I would add that this new bred of digital platforms have powerful network effects that are changing the narrative for digital creators able to provide their community with a differentiated approach and sufficient perceived value. Your bottleneck is no longer the number of delivery shifts you are taking but the way you are acquiring, monetizing and retaining your audience on the back of your skills and your content production. You passed from a physically-constraint offline word to a new one where your ultimate challenger is IT infrastructure to support your broadband capacity, which means that scale is exponential.

To make this happen, the Passion Economy is powered by a growing startup ecosystem every venture capitalist has to monitor.

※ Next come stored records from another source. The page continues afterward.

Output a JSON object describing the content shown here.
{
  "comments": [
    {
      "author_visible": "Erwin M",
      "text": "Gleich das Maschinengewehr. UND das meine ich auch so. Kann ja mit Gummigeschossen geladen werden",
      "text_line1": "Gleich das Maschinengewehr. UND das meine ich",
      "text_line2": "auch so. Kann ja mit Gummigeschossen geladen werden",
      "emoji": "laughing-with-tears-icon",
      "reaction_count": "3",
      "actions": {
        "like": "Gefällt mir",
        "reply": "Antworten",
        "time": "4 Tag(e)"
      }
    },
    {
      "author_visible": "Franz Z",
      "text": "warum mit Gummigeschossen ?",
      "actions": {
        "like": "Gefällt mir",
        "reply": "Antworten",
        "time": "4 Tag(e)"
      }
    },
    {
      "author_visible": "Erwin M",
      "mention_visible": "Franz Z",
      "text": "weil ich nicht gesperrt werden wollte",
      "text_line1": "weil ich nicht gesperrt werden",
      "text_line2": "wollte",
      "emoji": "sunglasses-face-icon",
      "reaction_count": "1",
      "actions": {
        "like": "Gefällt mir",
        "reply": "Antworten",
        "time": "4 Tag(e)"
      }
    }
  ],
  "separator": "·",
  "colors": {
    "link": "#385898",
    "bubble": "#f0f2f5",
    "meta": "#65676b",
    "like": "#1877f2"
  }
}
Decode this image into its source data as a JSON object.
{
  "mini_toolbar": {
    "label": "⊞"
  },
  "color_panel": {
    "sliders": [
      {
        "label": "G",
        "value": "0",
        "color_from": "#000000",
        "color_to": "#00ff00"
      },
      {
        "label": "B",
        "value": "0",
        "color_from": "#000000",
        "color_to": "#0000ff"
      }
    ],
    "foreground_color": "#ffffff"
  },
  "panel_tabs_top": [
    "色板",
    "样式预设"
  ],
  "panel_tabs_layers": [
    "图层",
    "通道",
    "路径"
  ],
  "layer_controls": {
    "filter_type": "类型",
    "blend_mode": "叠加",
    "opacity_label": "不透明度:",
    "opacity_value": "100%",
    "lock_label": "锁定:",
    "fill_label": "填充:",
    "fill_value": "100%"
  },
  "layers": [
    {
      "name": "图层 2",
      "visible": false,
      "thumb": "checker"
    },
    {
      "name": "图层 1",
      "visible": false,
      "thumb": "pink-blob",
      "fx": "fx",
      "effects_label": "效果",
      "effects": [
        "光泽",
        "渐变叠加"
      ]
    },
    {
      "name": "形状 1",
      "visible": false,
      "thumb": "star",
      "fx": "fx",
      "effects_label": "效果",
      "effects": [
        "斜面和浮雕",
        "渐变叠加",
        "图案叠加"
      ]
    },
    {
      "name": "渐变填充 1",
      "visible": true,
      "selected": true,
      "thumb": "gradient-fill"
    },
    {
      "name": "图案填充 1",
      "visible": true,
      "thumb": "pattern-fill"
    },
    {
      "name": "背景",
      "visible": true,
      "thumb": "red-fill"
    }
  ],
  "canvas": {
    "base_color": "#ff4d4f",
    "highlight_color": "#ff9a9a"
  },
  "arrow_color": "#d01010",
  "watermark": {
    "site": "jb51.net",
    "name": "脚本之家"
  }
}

Be sure we are doing so at Gaia and we will continue in the future. Setting aside the US players, there are already great European examples in this space such as Jellysmack or Depop and a bunch of new entrants. At Gaia, we cherish creators, get inspired by trendsetters, and wish to partner with category-defining startups led by visionary entrepreneurs. Just as we firmly believe in our mission to finance and support extraordinary ventures, we strive to meet and work hand-to-hand with Passionate entrepreneurs that are obsessed with the problems they are solving.

If the Passion Economy is to live off its creative skills and uniqueness to enlighten other people’s lives, we can think of Founder-Market Fit as an extension of it. Because when individuals are so passionate about an industry to disrupt or a problem to sort out, they have the ability to create legendary companies and reap the fruit of their passion. They are also able to build an enduring benefit for society.

The venture capital Exponential View 👁‍🗨💫:
Market disruption^Founder-Market Fit^Team^Venture^Clients^Capital

Giving a eulogy to this framework is easy, and there is no doubt that the Passion Economy requires many caveats and mitigants. People are craving real-life interactions and one can say that it has dramatically gone down Maslow’s pyramid during this global virus outbreak. It seems that we are not that ready to move our life online much further. Moreover, sustaining oneself out of creators’ platforms requires a significant audience and an efficient monetization strategy. In several ways, Passion Economy workers remain close to the gig economy in the sense that they are lacking job security and safety nets. Inherent challenges to digital platforms remain such as harassment in many ways, protection of children, moderation, addiction, psychological troubles … It opens another debate on how a platform or a marketplace should look to provide greater value. I let the upper hand to a16z about “What’s Next for Marketplace Startups?” and the refinement of curated and managed marketplaces.

As a conclusive word, if you are building a category-defining company in the Passion Economy space, we would love to hear from you.

Gaia Voice

Gaia Voice, as its name suggests, echoes the voices of Gaia Capital Partners team members.

Hadrien Comte

Written by

Growth Equity @ Gaia Capital

Gaia Voice

Gaia Voice, as its name suggests, echoes the voices of Gaia Capital Partners team members. It’s a place to share our perspectives and analyses and lift the veil on our job as growth investors.

Hadrien Comte

Written by

Growth Equity @ Gaia Capital

Gaia Voice

Gaia Voice, as its name suggests, echoes the voices of Gaia Capital Partners team members. It’s a place to share our perspectives and analyses and lift the veil on our job as growth investors.

Medium is an open platform where 170 million readers come to find insightful and dynamic thinking. Here, expert and undiscovered voices alike dive into the heart of any topic and bring new ideas to the surface. Learn more

Follow the writers, publications, and topics that matter to you, and you’ll see them on your homepage and in your inbox. Explore

If you have a story to tell, knowledge to share, or a perspective to offer — welcome home. It’s easy and free to post your thinking on any topic. Write on Medium

Get the Medium app

A button that says 'Download on the App Store', and if clicked it will lead you to the iOS App store
A button that says 'Get it on, Google Play', and if clicked it will lead you to the Google Play store